"Lobster Johnson: A Chain Forged in Life" lets Mike Mignola, John Arcudi, Troy Nixey and Kevin Nowlan bring us to a story of crime and kidnapping with a Christmas theme, just in time for an end of July release.
If you like the current "Harley Quinn" series with its slightly goofy tone, then you'll like "Harley Quinn and Power Girl" #2 as well, as the duo continue their outer space romp.
"Justice League 3001" #2 has both the strengths and weaknesses of this series on display, as Keith Giffen, J.M. DeMatteis and Howard Porter continue to add in new characters while neglecting existing ones.
Tim Seeley and Tom King's story in "Grayson" #10 is fun and full of double-crossing spy action, but it's Mikel Janin's superstar art that ultimately steals the show.
"Uncanny X-Men" #35 continues the wind-down of the series, as Brian Michael Bendis and Valerio Schiti detail the post-Cyclops lives of the teen squad.
Zack Keller, Nick Keller and Joanna Estep's "Death Head" #1 has a genuinely spooky moment or two but, judged solely on this first issue, comes across a little too disjointed to hold one's interest for long.
"Martian Manhunter" #2 has a deliberately odd and disjointed voice to its story and, while that can't work for too long without some answers, Rob Williams, Eddy Barrows and Eber Ferreira keep readers jumping for now.
"Green Lantern: The Lost Army" #2 continues the wandering of the lost Green Lanterns, but Cullen Bunn and Jesus Saiz's story is less the fresh start it initially seemed and instead tightly bound to other "Green Lantern" comics.
"Lumberjanes" #16 serves up another helping of friendship, fantasy, danger and scouting from Noelle Stevenson, Shannon Watters and Brook Allen.
"Darkseid War" heats up in "Justice League" #42, as Geoff Johns and Jason Fabok continue to show the different sides assembling. Unfortunately for Earth, there are no good guys -- and guess who's trapped in the middle?
"Captain Britain and the Mighty Defenders" #1 has a nice enough premise as another utopia is invaded by a surrounding hell-on-earth, but the two-issue length does Al Ewing, Alan Davis and Mark Farmer no favors.
"The Tomorrows" #1 promises a world in which the oppressed rise up to stop the corporations, but Curt Pires and Jason Copelnd's comic is full of clichés involving self-proclaimed art terrorists.
"Saga" #30 closes out the fifth volume of the series, and Brian K. Vaughan and Fiona Staples's story of the power of family bonds -- for good and for ill -- is both thrilling and emotionally powerful.

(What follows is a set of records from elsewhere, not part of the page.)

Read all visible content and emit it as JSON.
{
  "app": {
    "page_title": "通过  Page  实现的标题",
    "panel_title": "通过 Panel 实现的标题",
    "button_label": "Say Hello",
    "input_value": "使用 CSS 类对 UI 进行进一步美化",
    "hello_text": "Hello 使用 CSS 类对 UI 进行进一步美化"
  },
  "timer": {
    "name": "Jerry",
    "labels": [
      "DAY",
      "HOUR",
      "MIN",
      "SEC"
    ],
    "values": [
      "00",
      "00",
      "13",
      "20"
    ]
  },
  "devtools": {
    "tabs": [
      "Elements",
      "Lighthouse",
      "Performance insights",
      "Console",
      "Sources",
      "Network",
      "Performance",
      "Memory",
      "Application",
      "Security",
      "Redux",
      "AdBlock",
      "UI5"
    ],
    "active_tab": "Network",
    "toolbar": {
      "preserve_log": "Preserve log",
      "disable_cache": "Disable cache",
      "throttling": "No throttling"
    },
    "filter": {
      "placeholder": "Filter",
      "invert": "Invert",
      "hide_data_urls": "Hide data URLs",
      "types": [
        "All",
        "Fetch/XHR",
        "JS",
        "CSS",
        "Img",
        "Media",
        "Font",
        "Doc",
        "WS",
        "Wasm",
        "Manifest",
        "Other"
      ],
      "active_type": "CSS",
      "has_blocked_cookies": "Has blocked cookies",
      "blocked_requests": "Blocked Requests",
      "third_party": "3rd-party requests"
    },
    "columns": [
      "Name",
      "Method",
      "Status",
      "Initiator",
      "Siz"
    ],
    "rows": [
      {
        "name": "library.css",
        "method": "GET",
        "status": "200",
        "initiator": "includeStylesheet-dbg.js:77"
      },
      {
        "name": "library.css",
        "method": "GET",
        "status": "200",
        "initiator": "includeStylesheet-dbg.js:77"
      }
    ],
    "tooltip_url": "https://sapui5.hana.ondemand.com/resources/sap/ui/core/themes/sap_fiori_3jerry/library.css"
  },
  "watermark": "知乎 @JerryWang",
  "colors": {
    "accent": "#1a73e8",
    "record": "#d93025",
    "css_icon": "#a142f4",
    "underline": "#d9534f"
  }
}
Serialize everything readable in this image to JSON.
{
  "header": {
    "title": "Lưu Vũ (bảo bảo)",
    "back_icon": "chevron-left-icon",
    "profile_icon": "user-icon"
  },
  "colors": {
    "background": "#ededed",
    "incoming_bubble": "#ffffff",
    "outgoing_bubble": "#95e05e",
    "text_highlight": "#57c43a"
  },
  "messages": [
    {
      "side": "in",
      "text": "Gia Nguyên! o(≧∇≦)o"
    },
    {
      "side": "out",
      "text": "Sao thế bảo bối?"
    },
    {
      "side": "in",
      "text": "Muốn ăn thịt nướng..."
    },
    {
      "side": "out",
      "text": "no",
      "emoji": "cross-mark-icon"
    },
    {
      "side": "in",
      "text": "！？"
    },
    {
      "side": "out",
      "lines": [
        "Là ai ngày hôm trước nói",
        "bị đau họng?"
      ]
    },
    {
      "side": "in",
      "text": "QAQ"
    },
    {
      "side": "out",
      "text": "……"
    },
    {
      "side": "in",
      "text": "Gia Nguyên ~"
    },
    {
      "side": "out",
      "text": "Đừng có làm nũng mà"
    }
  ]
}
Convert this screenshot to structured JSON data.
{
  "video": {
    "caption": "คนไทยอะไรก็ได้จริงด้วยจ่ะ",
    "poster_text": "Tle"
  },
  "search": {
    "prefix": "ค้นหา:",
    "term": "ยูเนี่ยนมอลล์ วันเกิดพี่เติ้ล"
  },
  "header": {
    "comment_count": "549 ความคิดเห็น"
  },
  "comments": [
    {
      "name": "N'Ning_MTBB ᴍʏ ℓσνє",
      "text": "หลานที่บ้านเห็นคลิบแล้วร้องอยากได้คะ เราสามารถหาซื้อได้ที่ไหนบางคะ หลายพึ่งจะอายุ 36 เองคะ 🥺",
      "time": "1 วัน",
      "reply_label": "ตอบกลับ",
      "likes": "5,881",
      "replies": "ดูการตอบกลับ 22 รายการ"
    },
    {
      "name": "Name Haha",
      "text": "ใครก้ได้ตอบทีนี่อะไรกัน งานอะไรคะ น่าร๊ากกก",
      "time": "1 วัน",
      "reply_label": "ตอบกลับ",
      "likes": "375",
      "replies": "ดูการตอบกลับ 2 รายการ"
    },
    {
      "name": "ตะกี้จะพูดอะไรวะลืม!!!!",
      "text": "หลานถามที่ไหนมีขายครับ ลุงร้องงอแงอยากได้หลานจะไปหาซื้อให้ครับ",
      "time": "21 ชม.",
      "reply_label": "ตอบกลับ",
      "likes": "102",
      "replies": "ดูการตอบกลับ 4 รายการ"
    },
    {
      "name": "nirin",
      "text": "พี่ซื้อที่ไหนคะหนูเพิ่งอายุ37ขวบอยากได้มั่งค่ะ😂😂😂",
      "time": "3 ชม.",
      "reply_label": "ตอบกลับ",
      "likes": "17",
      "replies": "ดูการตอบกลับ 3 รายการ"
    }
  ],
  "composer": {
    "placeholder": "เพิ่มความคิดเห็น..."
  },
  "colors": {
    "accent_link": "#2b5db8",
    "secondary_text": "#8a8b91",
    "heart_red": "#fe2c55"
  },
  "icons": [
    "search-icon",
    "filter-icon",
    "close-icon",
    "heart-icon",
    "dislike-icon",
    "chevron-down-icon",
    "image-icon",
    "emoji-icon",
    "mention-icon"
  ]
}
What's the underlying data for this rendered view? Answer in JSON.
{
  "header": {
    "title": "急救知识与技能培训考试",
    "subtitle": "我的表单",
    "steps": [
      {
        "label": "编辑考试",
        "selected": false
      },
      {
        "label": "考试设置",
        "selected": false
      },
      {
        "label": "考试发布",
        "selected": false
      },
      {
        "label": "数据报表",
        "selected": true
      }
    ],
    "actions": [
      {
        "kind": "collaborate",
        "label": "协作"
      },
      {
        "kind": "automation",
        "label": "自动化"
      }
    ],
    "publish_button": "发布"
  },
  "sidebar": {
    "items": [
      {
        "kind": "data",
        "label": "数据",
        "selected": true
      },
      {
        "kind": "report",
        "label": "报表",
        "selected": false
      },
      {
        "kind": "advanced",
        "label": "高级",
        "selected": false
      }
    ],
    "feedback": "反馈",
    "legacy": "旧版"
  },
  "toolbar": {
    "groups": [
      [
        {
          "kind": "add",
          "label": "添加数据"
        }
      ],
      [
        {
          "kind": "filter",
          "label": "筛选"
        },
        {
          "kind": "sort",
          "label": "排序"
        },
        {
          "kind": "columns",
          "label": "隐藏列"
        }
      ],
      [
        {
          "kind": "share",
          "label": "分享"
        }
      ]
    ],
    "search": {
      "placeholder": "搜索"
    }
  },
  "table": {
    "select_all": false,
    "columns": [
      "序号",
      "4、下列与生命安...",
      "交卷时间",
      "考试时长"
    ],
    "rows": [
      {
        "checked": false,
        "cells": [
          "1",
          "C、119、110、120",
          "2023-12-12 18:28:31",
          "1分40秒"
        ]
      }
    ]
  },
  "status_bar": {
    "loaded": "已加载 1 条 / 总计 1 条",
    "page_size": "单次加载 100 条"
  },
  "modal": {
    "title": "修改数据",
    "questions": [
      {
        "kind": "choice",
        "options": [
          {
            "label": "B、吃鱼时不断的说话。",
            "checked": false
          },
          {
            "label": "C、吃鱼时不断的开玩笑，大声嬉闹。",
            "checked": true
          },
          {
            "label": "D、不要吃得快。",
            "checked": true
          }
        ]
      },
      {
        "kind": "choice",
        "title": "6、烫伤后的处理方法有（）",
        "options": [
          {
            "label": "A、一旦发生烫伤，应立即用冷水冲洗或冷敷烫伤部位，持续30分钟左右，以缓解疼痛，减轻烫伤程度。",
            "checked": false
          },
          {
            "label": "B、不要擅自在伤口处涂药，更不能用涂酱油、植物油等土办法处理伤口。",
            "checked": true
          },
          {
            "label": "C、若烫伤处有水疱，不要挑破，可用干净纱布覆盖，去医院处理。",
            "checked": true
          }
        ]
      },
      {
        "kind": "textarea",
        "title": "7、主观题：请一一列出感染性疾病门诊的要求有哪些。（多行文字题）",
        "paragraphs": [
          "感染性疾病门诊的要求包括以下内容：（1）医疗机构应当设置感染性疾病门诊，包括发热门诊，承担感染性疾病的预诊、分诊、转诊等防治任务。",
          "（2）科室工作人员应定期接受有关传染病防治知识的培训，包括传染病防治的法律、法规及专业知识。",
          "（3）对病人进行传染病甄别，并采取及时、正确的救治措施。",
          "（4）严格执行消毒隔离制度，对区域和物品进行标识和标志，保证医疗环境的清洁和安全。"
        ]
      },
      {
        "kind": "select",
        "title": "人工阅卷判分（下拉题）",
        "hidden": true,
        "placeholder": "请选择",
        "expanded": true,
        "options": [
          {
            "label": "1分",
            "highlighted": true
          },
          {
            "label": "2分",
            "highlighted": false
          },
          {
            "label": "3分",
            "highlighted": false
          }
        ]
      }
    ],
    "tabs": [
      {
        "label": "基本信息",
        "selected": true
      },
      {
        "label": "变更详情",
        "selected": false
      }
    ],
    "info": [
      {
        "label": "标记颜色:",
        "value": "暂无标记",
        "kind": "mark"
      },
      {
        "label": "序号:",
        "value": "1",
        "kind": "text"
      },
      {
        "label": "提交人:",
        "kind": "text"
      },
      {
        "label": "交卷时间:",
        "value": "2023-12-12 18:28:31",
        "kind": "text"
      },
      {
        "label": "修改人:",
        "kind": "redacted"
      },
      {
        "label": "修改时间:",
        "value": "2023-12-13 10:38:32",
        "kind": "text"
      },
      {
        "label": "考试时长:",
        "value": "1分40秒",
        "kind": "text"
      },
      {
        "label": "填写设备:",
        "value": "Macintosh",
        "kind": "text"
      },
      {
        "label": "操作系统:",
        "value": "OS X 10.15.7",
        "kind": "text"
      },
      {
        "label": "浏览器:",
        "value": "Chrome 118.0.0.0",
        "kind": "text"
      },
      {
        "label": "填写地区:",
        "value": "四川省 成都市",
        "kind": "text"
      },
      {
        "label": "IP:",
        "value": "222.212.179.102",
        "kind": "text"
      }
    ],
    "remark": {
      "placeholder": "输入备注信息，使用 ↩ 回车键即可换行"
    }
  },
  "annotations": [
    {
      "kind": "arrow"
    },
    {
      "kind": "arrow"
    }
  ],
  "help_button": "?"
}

"Injection" #3 continues to bring the strange even as it ducks around providing any solid answers, but Warren Ellis and Declan Shalvey's comic might have hidden just enough clues to start figuring out a central mystery.
"Justice League of America" #2 looks spectacular thanks to Bryan Hitch's pencils, but his story of the Kryptonian god Rao coming to Earth slows to a crawl for a montage of the scenes readers probably saw coming.
Becky Cloonan, Brenden Fletcher and Karl Kerschl bring Olive back to school in "Gotham Academy" #8, and what better way for her to be distracted from a death in the family than with romance and a Man-Bat?
Jeff Parker and Travel Foreman unveil a series revamp with "Justice League United" #11, and their concept feels like a mash up of several different older titles, but one that as a lot of potential.
Brian Buccellato and Francis Manapul continue to wrap up their time on the series with the help of Fernando Blanco in "Detective Comics" #42, as the focus unfortunately shifts slightly from Bullock to the new Batman.